▶ **EXERCISE REQUIREMENTS**:
Among the entries below, find every line that has "number" and pull it out.

▶ **DATA RECORDS**:
------------------------------------------------------------------------
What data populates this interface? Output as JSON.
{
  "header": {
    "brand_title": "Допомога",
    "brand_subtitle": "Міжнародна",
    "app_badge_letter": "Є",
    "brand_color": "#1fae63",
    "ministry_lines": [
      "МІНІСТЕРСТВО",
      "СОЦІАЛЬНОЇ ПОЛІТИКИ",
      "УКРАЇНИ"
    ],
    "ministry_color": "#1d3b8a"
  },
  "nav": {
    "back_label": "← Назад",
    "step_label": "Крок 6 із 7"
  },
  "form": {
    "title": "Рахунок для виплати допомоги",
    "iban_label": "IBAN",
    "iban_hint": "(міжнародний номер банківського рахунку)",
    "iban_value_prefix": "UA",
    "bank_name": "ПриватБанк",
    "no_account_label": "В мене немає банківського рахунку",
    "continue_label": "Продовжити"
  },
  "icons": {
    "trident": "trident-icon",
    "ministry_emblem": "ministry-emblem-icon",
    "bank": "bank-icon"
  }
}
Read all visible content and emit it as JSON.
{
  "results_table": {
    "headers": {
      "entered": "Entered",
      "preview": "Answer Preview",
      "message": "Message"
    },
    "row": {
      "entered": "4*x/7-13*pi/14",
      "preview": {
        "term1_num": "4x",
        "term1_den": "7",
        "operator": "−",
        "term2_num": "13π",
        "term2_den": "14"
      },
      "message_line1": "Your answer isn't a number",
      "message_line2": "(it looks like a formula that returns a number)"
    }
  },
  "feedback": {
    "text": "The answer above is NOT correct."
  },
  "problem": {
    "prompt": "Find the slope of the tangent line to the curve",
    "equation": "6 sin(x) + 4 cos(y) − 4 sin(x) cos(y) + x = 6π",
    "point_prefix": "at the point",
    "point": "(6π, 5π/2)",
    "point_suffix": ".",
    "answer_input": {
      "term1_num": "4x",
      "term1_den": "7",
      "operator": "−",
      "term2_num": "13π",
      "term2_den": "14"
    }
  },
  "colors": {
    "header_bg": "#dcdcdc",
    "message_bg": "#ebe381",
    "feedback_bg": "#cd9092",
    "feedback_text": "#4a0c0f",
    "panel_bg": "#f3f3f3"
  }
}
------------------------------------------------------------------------
▶ **RESPONSE BOX**:
      "message_line1": "Your answer isn't a number",
      "message_line2": "(it looks like a formula that returns a number)"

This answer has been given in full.